Which route would you recommend for couples?
Tresco is very popular because of the gardens, and the route to New Grimsby is lovely and scenic. If you do the St. Agnes trip you can take an evening boat and have supper at the Turks Head. It’s ideal because there is just the one quay, and you can roll out of the pub and straight onto the boat!
Which of the routes is your personal favourite?
I like doing the circular trips, which head up and around the Western Rocks. You can also book specialist trips to go fishing, to see the seabirds, or to go and find blue sharks. That’s a really interesting trip, because we catch and release the sharks, tagging them to monitor their movements. By finding out more about where they go, we can help to manage their numbers.

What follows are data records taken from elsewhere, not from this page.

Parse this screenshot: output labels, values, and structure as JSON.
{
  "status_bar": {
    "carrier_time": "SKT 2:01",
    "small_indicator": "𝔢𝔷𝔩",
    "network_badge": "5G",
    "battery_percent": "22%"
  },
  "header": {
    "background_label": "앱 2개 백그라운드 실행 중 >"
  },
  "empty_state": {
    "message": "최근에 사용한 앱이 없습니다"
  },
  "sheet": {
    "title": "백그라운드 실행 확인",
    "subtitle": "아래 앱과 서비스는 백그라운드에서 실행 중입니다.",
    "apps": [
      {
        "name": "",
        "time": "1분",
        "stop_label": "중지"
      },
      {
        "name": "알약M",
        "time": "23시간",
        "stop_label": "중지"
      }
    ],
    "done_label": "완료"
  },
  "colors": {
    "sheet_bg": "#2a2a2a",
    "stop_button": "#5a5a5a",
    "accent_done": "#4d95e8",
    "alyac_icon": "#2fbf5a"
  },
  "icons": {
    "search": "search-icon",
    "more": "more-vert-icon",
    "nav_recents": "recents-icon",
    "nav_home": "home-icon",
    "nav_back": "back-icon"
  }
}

How late do the boats run?
During the season, which is from the 1st April – 31st October, our boats run until around one hour after sunset. There’s no need to book, unless you’d like to go on one of our specialist trips – if the boat times are advertised in the harbour, then we can take you.
Set sail with us this summer and explore Scilly from the sea. Hop aboard the Scillonian III passenger ferry and we’ll whisk you from Penzance to St Mary’s Harbour in just three hours, with sea views and a sneak peek at the islands giving you a taste for adventure before you arrive.
If you’re eager to get out and see more, you won’t need to stay on dry land for long – simply look out for the blackboards in St. Mary’s quay for the day’s sailing times.